======== PROVIDED MATERIAL ========

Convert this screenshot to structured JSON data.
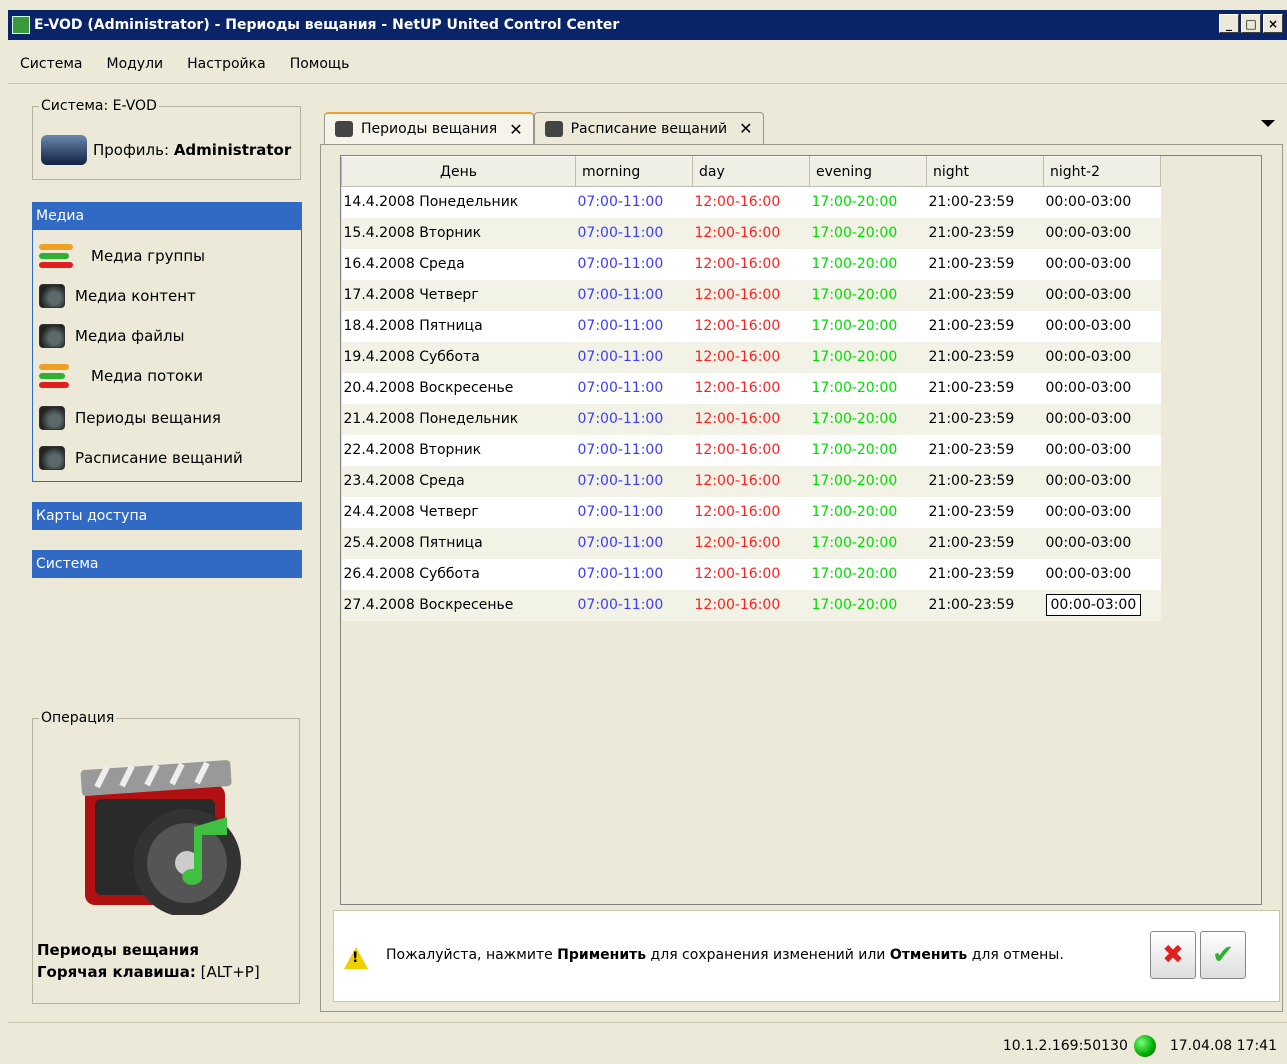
{
  "window": {
    "title": "E-VOD (Administrator) - Периоды вещания - NetUP United Control Center",
    "minimize": "_",
    "maximize": "□",
    "close": "×"
  },
  "menu": [
    "Система",
    "Модули",
    "Настройка",
    "Помощь"
  ],
  "sidebar": {
    "system_legend": "Система: E-VOD",
    "profile_prefix": "Профиль:",
    "profile_name": "Administrator",
    "sections": {
      "media": "Медиа",
      "access_cards": "Карты доступа",
      "system": "Система"
    },
    "media_items": [
      {
        "label": "Медиа группы",
        "icon": "arrows-icon"
      },
      {
        "label": "Медиа контент",
        "icon": "camera-icon"
      },
      {
        "label": "Медиа файлы",
        "icon": "camera-icon"
      },
      {
        "label": "Медиа потоки",
        "icon": "arrows-icon"
      },
      {
        "label": "Периоды вещания",
        "icon": "camera-icon"
      },
      {
        "label": "Расписание вещаний",
        "icon": "camera-icon"
      }
    ],
    "operation": {
      "legend": "Операция",
      "title": "Периоды вещания",
      "hotkey_label": "Горячая клавиша:",
      "hotkey_value": "[ALT+P]"
    }
  },
  "tabs": [
    {
      "label": "Периоды вещания",
      "active": true
    },
    {
      "label": "Расписание вещаний",
      "active": false
    }
  ],
  "table": {
    "columns": [
      "День",
      "morning",
      "day",
      "evening",
      "night",
      "night-2"
    ],
    "rows": [
      [
        "14.4.2008 Понедельник",
        "07:00-11:00",
        "12:00-16:00",
        "17:00-20:00",
        "21:00-23:59",
        "00:00-03:00"
      ],
      [
        "15.4.2008 Вторник",
        "07:00-11:00",
        "12:00-16:00",
        "17:00-20:00",
        "21:00-23:59",
        "00:00-03:00"
      ],
      [
        "16.4.2008 Среда",
        "07:00-11:00",
        "12:00-16:00",
        "17:00-20:00",
        "21:00-23:59",
        "00:00-03:00"
      ],
      [
        "17.4.2008 Четверг",
        "07:00-11:00",
        "12:00-16:00",
        "17:00-20:00",
        "21:00-23:59",
        "00:00-03:00"
      ],
      [
        "18.4.2008 Пятница",
        "07:00-11:00",
        "12:00-16:00",
        "17:00-20:00",
        "21:00-23:59",
        "00:00-03:00"
      ],
      [
        "19.4.2008 Суббота",
        "07:00-11:00",
        "12:00-16:00",
        "17:00-20:00",
        "21:00-23:59",
        "00:00-03:00"
      ],
      [
        "20.4.2008 Воскресенье",
        "07:00-11:00",
        "12:00-16:00",
        "17:00-20:00",
        "21:00-23:59",
        "00:00-03:00"
      ],
      [
        "21.4.2008 Понедельник",
        "07:00-11:00",
        "12:00-16:00",
        "17:00-20:00",
        "21:00-23:59",
        "00:00-03:00"
      ],
      [
        "22.4.2008 Вторник",
        "07:00-11:00",
        "12:00-16:00",
        "17:00-20:00",
        "21:00-23:59",
        "00:00-03:00"
      ],
      [
        "23.4.2008 Среда",
        "07:00-11:00",
        "12:00-16:00",
        "17:00-20:00",
        "21:00-23:59",
        "00:00-03:00"
      ],
      [
        "24.4.2008 Четверг",
        "07:00-11:00",
        "12:00-16:00",
        "17:00-20:00",
        "21:00-23:59",
        "00:00-03:00"
      ],
      [
        "25.4.2008 Пятница",
        "07:00-11:00",
        "12:00-16:00",
        "17:00-20:00",
        "21:00-23:59",
        "00:00-03:00"
      ],
      [
        "26.4.2008 Суббота",
        "07:00-11:00",
        "12:00-16:00",
        "17:00-20:00",
        "21:00-23:59",
        "00:00-03:00"
      ],
      [
        "27.4.2008 Воскресенье",
        "07:00-11:00",
        "12:00-16:00",
        "17:00-20:00",
        "21:00-23:59",
        "00:00-03:00"
      ]
    ],
    "colors": {
      "morning": "#3c3cff",
      "day": "#ff2020",
      "evening": "#00dd00"
    }
  },
  "message": {
    "prefix": "Пожалуйста, нажмите ",
    "apply_word": "Применить",
    "middle": " для сохранения изменений или ",
    "cancel_word": "Отменить",
    "suffix": " для отмены."
  },
  "status": {
    "address": "10.1.2.169:50130",
    "datetime": "17.04.08 17:41"
  }
}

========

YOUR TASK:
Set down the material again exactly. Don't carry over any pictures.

RESPONSE:
Convert this screenshot to structured JSON data.
{
  "window": {
    "title": "E-VOD (Administrator) - Периоды вещания - NetUP United Control Center",
    "minimize": "_",
    "maximize": "□",
    "close": "×"
  },
  "menu": [
    "Система",
    "Модули",
    "Настройка",
    "Помощь"
  ],
  "sidebar": {
    "system_legend": "Система: E-VOD",
    "profile_prefix": "Профиль:",
    "profile_name": "Administrator",
    "sections": {
      "media": "Медиа",
      "access_cards": "Карты доступа",
      "system": "Система"
    },
    "media_items": [
      {
        "label": "Медиа группы",
        "icon": "arrows-icon"
      },
      {
        "label": "Медиа контент",
        "icon": "camera-icon"
      },
      {
        "label": "Медиа файлы",
        "icon": "camera-icon"
      },
      {
        "label": "Медиа потоки",
        "icon": "arrows-icon"
      },
      {
        "label": "Периоды вещания",
        "icon": "camera-icon"
      },
      {
        "label": "Расписание вещаний",
        "icon": "camera-icon"
      }
    ],
    "operation": {
      "legend": "Операция",
      "title": "Периоды вещания",
      "hotkey_label": "Горячая клавиша:",
      "hotkey_value": "[ALT+P]"
    }
  },
  "tabs": [
    {
      "label": "Периоды вещания",
      "active": true
    },
    {
      "label": "Расписание вещаний",
      "active": false
    }
  ],
  "table": {
    "columns": [
      "День",
      "morning",
      "day",
      "evening",
      "night",
      "night-2"
    ],
    "rows": [
      [
        "14.4.2008 Понедельник",
        "07:00-11:00",
        "12:00-16:00",
        "17:00-20:00",
        "21:00-23:59",
        "00:00-03:00"
      ],
      [
        "15.4.2008 Вторник",
        "07:00-11:00",
        "12:00-16:00",
        "17:00-20:00",
        "21:00-23:59",
        "00:00-03:00"
      ],
      [
        "16.4.2008 Среда",
        "07:00-11:00",
        "12:00-16:00",
        "17:00-20:00",
        "21:00-23:59",
        "00:00-03:00"
      ],
      [
        "17.4.2008 Четверг",
        "07:00-11:00",
        "12:00-16:00",
        "17:00-20:00",
        "21:00-23:59",
        "00:00-03:00"
      ],
      [
        "18.4.2008 Пятница",
        "07:00-11:00",
        "12:00-16:00",
        "17:00-20:00",
        "21:00-23:59",
        "00:00-03:00"
      ],
      [
        "19.4.2008 Суббота",
        "07:00-11:00",
        "12:00-16:00",
        "17:00-20:00",
        "21:00-23:59",
        "00:00-03:00"
      ],
      [
        "20.4.2008 Воскресенье",
        "07:00-11:00",
        "12:00-16:00",
        "17:00-20:00",
        "21:00-23:59",
        "00:00-03:00"
      ],
      [
        "21.4.2008 Понедельник",
        "07:00-11:00",
        "12:00-16:00",
        "17:00-20:00",
        "21:00-23:59",
        "00:00-03:00"
      ],
      [
        "22.4.2008 Вторник",
        "07:00-11:00",
        "12:00-16:00",
        "17:00-20:00",
        "21:00-23:59",
        "00:00-03:00"
      ],
      [
        "23.4.2008 Среда",
        "07:00-11:00",
        "12:00-16:00",
        "17:00-20:00",
        "21:00-23:59",
        "00:00-03:00"
      ],
      [
        "24.4.2008 Четверг",
        "07:00-11:00",
        "12:00-16:00",
        "17:00-20:00",
        "21:00-23:59",
        "00:00-03:00"
      ],
      [
        "25.4.2008 Пятница",
        "07:00-11:00",
        "12:00-16:00",
        "17:00-20:00",
        "21:00-23:59",
        "00:00-03:00"
      ],
      [
        "26.4.2008 Суббота",
        "07:00-11:00",
        "12:00-16:00",
        "17:00-20:00",
        "21:00-23:59",
        "00:00-03:00"
      ],
      [
        "27.4.2008 Воскресенье",
        "07:00-11:00",
        "12:00-16:00",
        "17:00-20:00",
        "21:00-23:59",
        "00:00-03:00"
      ]
    ],
    "colors": {
      "morning": "#3c3cff",
      "day": "#ff2020",
      "evening": "#00dd00"
    }
  },
  "message": {
    "prefix": "Пожалуйста, нажмите ",
    "apply_word": "Применить",
    "middle": " для сохранения изменений или ",
    "cancel_word": "Отменить",
    "suffix": " для отмены."
  },
  "status": {
    "address": "10.1.2.169:50130",
    "datetime": "17.04.08 17:41"
  }
}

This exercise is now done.